One of the big challenges for the government in tomorrow’s Budget is how well the Number 10 machine is able to sell some of the positive measures that George Osborne will announce. Some are easy for voters to notice: cancelling the fuel duty rise, for instance. But others, like the personal tax allowance, need a bit more noise.
One Tory backbencher is currently trying to push an idea to the Treasury about how to do this: tell voters every time they get paid. Justin Tomlinson, who chairs the All-Party Parliamentary Group on Personal Finance, will raise his idea in the post-Budget debate in the House of Commons on Thursday. Every payslip would tell an employee whether the government has made changes to their tax arrangements, and how much more or less they’re getting in pay as a result. Tomlinson tells Coffee House:
‘I very much support raising the personal tax allowance, but we should tell people that they have benefitted from these changes too. It will encourage consumer confidence, and in future when governments are trying to take money away, voters will be aware of that as well.’
It builds on Ben Gummer’s 2012 private member’s bill, which called on the government to set out how each taxpayer’s income tax and national insurance payments were being spent.

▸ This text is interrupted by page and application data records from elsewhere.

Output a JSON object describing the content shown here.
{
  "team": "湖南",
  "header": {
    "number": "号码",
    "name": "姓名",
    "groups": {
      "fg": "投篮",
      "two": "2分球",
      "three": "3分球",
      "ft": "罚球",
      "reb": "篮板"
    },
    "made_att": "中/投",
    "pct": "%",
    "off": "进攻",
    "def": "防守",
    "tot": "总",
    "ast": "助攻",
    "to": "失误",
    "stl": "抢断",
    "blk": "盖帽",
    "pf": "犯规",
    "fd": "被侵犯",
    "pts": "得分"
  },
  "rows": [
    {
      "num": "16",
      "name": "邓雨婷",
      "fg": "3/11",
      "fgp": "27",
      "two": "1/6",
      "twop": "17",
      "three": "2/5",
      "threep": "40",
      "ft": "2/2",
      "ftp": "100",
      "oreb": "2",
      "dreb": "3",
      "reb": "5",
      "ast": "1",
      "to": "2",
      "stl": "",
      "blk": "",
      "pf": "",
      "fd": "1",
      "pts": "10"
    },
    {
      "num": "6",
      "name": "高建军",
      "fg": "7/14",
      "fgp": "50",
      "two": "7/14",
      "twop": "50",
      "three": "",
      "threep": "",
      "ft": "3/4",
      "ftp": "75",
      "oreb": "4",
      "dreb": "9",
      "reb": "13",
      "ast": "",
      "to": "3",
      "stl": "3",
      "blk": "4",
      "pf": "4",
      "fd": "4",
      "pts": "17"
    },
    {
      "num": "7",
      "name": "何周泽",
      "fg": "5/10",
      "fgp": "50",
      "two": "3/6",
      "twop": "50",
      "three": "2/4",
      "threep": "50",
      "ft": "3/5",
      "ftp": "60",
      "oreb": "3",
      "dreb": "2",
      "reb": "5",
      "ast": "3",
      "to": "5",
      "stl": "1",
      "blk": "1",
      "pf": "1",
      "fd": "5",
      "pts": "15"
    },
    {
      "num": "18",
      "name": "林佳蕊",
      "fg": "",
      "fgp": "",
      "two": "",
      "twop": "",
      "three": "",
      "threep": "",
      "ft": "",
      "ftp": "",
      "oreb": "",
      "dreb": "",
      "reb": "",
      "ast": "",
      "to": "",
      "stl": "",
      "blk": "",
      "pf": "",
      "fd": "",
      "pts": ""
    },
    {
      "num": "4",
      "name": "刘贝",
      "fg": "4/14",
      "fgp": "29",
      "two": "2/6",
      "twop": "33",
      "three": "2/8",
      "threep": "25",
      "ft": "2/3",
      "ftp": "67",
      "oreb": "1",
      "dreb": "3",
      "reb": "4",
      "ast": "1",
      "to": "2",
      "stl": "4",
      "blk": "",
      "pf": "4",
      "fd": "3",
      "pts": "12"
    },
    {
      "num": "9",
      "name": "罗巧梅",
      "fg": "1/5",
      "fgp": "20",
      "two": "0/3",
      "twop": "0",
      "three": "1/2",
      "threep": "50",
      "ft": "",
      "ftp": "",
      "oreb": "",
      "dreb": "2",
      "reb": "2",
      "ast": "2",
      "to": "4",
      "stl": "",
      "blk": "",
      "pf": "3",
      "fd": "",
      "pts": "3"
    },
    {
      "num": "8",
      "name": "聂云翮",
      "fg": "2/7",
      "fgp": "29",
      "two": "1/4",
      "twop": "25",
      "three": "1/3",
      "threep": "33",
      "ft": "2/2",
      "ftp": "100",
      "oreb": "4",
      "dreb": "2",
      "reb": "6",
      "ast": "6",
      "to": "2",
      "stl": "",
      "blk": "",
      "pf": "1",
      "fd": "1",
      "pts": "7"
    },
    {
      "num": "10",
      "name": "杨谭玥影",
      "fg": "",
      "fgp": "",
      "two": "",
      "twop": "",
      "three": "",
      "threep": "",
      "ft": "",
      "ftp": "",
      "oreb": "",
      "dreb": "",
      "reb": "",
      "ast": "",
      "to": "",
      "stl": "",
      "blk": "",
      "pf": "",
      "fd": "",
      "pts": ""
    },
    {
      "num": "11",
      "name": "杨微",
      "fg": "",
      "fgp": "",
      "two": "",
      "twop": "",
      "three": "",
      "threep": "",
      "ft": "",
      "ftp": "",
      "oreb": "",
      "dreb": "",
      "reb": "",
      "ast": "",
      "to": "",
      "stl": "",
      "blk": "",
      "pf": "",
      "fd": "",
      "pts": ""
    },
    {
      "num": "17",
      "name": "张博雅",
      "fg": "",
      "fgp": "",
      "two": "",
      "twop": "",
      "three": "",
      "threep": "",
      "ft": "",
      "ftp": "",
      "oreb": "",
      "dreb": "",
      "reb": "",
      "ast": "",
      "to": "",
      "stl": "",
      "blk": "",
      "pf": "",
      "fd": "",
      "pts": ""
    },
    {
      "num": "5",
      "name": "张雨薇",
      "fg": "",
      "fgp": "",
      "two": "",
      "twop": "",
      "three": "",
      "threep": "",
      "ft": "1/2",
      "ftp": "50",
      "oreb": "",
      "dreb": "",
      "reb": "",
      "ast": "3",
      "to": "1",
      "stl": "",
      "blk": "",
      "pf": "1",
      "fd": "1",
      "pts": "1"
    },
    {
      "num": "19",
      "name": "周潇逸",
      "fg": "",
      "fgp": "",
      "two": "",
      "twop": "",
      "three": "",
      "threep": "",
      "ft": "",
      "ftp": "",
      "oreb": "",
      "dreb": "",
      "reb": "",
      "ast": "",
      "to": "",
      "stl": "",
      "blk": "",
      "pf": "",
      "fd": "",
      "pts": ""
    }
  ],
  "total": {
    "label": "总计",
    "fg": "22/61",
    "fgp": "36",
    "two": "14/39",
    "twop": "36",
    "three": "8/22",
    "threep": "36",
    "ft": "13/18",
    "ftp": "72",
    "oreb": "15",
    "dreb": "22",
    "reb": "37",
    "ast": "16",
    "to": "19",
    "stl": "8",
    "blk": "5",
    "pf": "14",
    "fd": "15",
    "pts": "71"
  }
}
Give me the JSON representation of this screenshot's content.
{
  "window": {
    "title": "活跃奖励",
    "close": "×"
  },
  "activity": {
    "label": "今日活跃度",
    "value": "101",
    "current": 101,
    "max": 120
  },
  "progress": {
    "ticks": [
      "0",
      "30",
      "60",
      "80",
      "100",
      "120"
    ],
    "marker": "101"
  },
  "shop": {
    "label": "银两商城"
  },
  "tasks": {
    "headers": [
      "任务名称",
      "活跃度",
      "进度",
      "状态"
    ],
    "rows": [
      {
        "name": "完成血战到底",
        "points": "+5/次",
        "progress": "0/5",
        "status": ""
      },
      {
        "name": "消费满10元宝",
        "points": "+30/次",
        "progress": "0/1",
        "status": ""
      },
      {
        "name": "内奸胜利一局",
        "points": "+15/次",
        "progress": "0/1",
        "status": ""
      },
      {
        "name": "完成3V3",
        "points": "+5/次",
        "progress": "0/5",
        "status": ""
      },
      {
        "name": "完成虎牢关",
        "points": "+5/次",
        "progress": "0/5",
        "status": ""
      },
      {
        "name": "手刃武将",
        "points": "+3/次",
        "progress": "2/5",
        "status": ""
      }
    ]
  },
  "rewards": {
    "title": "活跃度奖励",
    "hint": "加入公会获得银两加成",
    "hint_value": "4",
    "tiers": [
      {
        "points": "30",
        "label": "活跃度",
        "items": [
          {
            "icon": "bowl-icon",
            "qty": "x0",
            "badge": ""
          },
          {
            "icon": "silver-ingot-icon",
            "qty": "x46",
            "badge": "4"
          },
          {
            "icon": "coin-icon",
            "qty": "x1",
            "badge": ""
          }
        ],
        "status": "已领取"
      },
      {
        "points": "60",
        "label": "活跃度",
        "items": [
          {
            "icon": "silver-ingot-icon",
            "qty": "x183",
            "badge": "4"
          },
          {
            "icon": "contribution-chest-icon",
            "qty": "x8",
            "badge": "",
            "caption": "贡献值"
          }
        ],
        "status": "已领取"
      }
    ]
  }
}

That Bill was adopted by the government: this idea from Tomlinson would be a sensible next step.Tags: Budget 2013, Personal tax allowance, Tax, UK politics